‘India is walking home’: Millions of migrant workers flee locked-down cities

Coronavirus crisis drives many poor workers to walk hundreds of kilometres to villages

Millions of migrant Indian workers are fleeing possible starvation in cities, many trekking hundreds of kilometres to try to reach the safety of their villages during the countrywide lockdown to control the spread of coronavirus.

Battling hunger and fatigue, the daily wage earners of all ages are choking roads, especially across northern India, as they trudge along in the heat, driven by the prospect of making it home.

Television news channels aired clips of millions of indigent Indians turned into refugees overnight by the lockdown, as their workplaces shut and their employers vanished, in many instances without paying them.

“India is walking home” declared a headline in the Indian Express. It recorded tales of scores on the move, some of them 90 years old, all carrying possessions in tatty plastic or cloth bags. Some carried their children on their shoulders.


Most of the marches have taken place in northern Haryana and Uttar Pradesh states, neighbouring Bihar and eastern Bengal and Odisha states and Rajasthan in the west.

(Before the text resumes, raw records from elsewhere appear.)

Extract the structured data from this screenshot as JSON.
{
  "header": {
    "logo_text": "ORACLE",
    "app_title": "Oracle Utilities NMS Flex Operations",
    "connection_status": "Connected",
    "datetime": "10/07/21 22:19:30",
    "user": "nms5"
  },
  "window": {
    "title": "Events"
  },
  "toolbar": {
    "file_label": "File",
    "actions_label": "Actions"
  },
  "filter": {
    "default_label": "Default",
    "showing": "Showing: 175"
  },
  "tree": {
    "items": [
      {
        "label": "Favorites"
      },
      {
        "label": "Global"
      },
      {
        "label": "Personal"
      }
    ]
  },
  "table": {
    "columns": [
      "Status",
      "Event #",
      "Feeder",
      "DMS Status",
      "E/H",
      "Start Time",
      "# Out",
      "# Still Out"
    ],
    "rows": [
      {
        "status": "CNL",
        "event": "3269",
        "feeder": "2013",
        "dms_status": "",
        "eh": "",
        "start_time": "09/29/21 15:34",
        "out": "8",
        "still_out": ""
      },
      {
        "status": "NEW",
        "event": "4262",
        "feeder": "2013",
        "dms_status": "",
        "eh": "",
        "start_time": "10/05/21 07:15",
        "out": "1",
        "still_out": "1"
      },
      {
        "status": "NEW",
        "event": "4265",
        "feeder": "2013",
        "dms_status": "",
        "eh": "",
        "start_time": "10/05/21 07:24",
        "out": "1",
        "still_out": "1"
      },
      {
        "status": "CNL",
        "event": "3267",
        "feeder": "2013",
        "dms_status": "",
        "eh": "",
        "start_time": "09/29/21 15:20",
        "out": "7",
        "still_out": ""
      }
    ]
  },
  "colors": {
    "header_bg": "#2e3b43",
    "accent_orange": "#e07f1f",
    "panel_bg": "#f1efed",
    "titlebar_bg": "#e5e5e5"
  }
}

One such walker was a five-year-old boy on a 700km trek from Delhi with his labourer father to their village in central Madhya Pradesh state. He said they had no money and feared starvation.

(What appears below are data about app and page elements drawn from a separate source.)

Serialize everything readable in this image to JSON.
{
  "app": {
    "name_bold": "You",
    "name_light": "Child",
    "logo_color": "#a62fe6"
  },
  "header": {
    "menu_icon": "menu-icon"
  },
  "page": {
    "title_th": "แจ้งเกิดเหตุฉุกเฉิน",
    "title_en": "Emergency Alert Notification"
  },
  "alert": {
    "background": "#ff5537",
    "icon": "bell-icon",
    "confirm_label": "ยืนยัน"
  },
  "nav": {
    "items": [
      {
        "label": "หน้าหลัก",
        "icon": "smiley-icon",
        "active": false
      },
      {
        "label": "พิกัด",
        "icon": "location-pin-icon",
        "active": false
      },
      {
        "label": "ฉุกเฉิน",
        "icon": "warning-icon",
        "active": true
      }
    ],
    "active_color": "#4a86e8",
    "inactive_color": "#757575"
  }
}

Another 26-year-old mechanic from Delhi who was on a 250km march to his village in Uttar Pradesh told a news channel that he would “die walking before coronavirus hit him”.

Sociologists said that though cities across India offered economic succour to some 173 million of the country’s migrant poor, social refuge and food was still provided by their villages, and remained the community hub for about 70 per cent of all Indians.

These informal workers comprised the backbone of urban India’s rising economy and were involved in construction projects and employed as mechanics, carpenters, plumbers, domestic help, watchmen and in a myriad other sectors.

Meanwhile, there are also numerous accounts of labourers dying of exhaustion on their journeys across the country and of others being killed on motorways by speeding vehicles as they block roads while looking for rides.

As the crisis worsened over the weekend, the federal and state governments scrambled to arrange busses and other road transport, shelter and food for millions of people.

But the sheer numbers posed a mammoth task, as thousands of people were pressed up against one another, defeating the fundamental aim of social distancing to mitigate the spread of the virus.

Humanitarian crisis

Senior officials privately admitted that the three-week lockdown announced by prime minister Narendra Modi was imposed without consulting either state chief ministers or disaster management officials and was fast becoming a humanitarian crisis.

Opposition leaders and analysts criticised Mr Modi for not anticipating the calamity and for failing to handle it effectively.

“The march of migrant workers back home is a sign of policy and administrative failure,” editorialised the Economic Times yesterday. The best course is to halt them wherever they are, create temporary shelters to house and feed them, and to pay them for the lockdown’s duration, it recommended.

In the meantime, sociologists and historians are comparing the “near-biblical” exodus to entire populations fleeing plagues in ancient times.

Others related it to the flight of millions of refugees during India’s partition by the colonial administration in 1947 in which more than two million people died and some 15 million were displaced.

India has 1,071 confirmed coronavirus cases and 29 people have died from the infection. Another 100 have recovered.

Rahul Bedi

Rahul Bedi

Rahul Bedi is a contributor to The Irish Times based in New Delhi